Art Director One; “I prefer postcards every couple of months. More than that and I feel a bit put out… I’m busy.”
Art Director Two: “Posters. Anything large. Never postcards, I find them too small to get an idea of what I want. Big posters or large prints for me. A couple of times per year is fine.”
Art Director Three; “Don’t send me any of that shit. Make an appointment to show me your work and if I remember it, I’ll call you sometime.”
Art Director Four; “I am only interested in emails and links to websites. Postcards go straight into the round file, and I have no room for fancy promo kits. I toss them. Once a quarter is plenty.”
Art Director Five; I love unique promos. Stuff that shows me how creative you are in a presentation. Postcards, posters… whatever, as long as there is a reason you are sending me the promo. It should stand on its own. Send them whenever you have something you think I would like.”
Are you now perfectly clear on what “THEY” want?
With all this wonderful data, you can create the perfect promo for “them”… right?
Insanity has more touchpoints in reality than this sort of nonsense.
These are individuals.
They are certainly not monolithic social constructs of group-think with a single desire. They believed their invaluable insight was carved in stone because each seemed to think they were speaking for the collective… “we like to…”, “it’s important to …”, “whenever we…”
Even though it was patently obvious to anyone functioning with more than a dozen brain cells that there was simply no consensus at all between them, they kept up the universal proclamations.
BTW, this “insight” continued on through every question asked “what kind of work do you want to see” to “how do we get in touch with you for a portfolio showing”?
Never did the five individuals (“they”?) come together for a single answer.
And they never will.
So what is the answer to “what to show them”?
Show them your best stuff.
And of course, make it relevant to the context of their work in a very wide sense of the term. Showing cool car shots to an agency that handles celebrities may be a challenge… or not. How the hell do I know? Perhaps they will be impressed.
Show them images that are somewhat but not perfectly aligned with their current work. Showing the toaster client cool food shots from Peru, Espresso machines shot in the middle of the Gobi desert, a completely restored 1967 Triumph Bonneville on the salt flats in Utah… If it is a creative and interesting photo it will be remembered.
And being remembered is what your portfolio is all about, baby. Being remembered! It is the golden chalice of this business. The brass ring.
So many things have changed from what we expected BITD to what is expected and allowed now.
Show them how niched you are if you want to approach them that way.
Show them how diverse you are if you want to approach them another way.
Show them your creative approach to mundane subjects, places, and things.
Be the bringer of a unique kind of awesome in a world of “me too”.
Show them how you solve visual challenges.

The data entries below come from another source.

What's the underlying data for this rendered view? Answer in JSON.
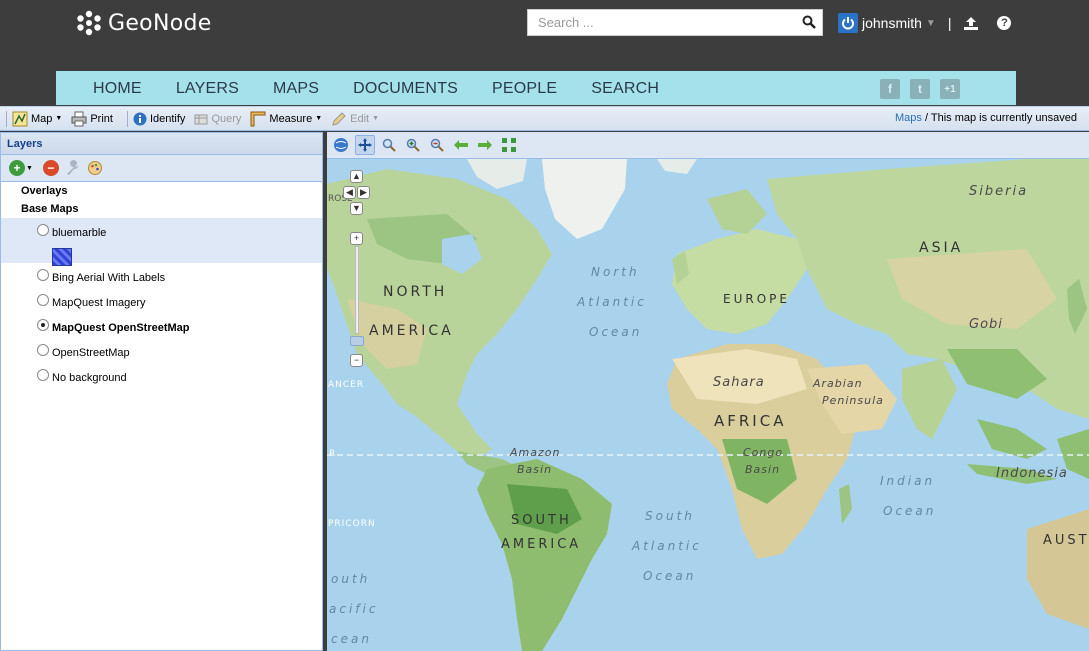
{
  "app": {
    "logo_text": "GeoNode"
  },
  "header": {
    "search_placeholder": "Search ...",
    "username": "johnsmith",
    "separator": "|",
    "help_label": "?"
  },
  "nav": {
    "items": [
      "HOME",
      "LAYERS",
      "MAPS",
      "DOCUMENTS",
      "PEOPLE",
      "SEARCH"
    ],
    "social": [
      "f",
      "t",
      "+1"
    ]
  },
  "toolbar": {
    "map": "Map",
    "print": "Print",
    "identify": "Identify",
    "query": "Query",
    "measure": "Measure",
    "edit": "Edit",
    "status_link": "Maps",
    "status_text": " / This map is currently unsaved"
  },
  "layers_panel": {
    "title": "Layers",
    "folders": {
      "overlays": "Overlays",
      "base_maps": "Base Maps"
    },
    "base_maps": [
      {
        "label": "bluemarble",
        "selected_row": true,
        "checked": false
      },
      {
        "label": "Bing Aerial With Labels",
        "checked": false
      },
      {
        "label": "MapQuest Imagery",
        "checked": false
      },
      {
        "label": "MapQuest OpenStreetMap",
        "checked": true
      },
      {
        "label": "OpenStreetMap",
        "checked": false
      },
      {
        "label": "No background",
        "checked": false
      }
    ]
  },
  "map": {
    "labels": {
      "siberia": "Siberia",
      "asia": "ASIA",
      "north": "NORTH",
      "america": "AMERICA",
      "north2": "North",
      "atlantic": "Atlantic",
      "ocean": "Ocean",
      "europe": "EUROPE",
      "gobi": "Gobi",
      "sahara": "Sahara",
      "arabian": "Arabian",
      "peninsula": "Peninsula",
      "africa": "AFRICA",
      "amazon": "Amazon",
      "basin": "Basin",
      "congo": "Congo",
      "basin2": "Basin",
      "indian": "Indian",
      "ocean2": "Ocean",
      "indonesia": "Indonesia",
      "south": "SOUTH",
      "america2": "AMERICA",
      "south2": "South",
      "atlantic2": "Atlantic",
      "ocean3": "Ocean",
      "aust": "AUST",
      "cancer": "ANCER",
      "eq": "R",
      "capricorn": "PRICORN",
      "outh": "outh",
      "acific": "acific",
      "cean": "cean",
      "rose": "ROSE"
    }
  }
}
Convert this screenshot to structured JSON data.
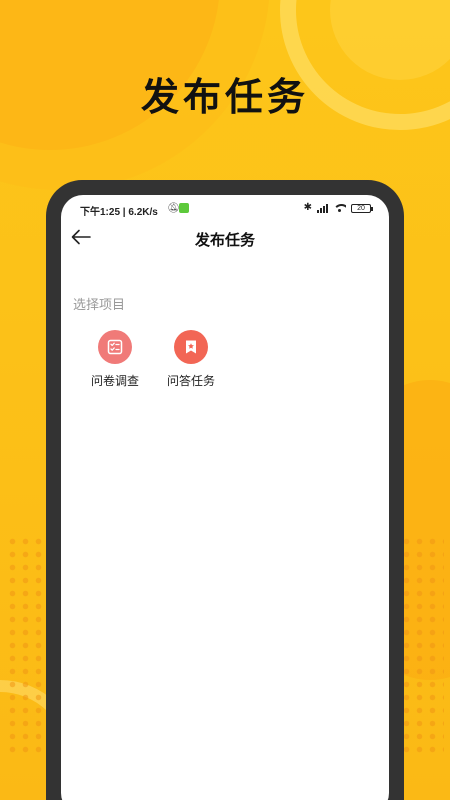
{
  "headline": "发布任务",
  "status_bar": {
    "time_speed": "下午1:25 | 6.2K/s",
    "battery": "20"
  },
  "nav": {
    "title": "发布任务"
  },
  "section": {
    "label": "选择项目"
  },
  "items": [
    {
      "label": "问卷调查",
      "icon": "survey-clipboard-icon",
      "color": "#f07a78"
    },
    {
      "label": "问答任务",
      "icon": "star-bookmark-icon",
      "color": "#f26655"
    }
  ],
  "colors": {
    "background": "#fcc31a",
    "phone_frame": "#333333"
  }
}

Show work that shouts its very essence when seen.
Show work that requires a bit of context.
Show work that may be ‘way out there’… hell, you don’t know. Perhaps they love way-out-there stuff.
Whatever you show make sure you absolutely love the images.
THE PRINTED PORTFOLIO: OLD SCHOOL
I would like to give you a little heads up on the printed, analog, heavy as hell, pull your back out of alignment portfolio book.
They are making a steady return.
Believe me when I say it is time for you to consider a printed portfolio.
More on that someday soon.
For now, I have to run, my toaster needs some tender loving care.
I am a photographer, designer, and photo editor. You can find me at my self-named website or at Project 52 Pro System where I teach commercial photography online. This is our tenth year of teaching, and it is the most unique online class you will find anywhere.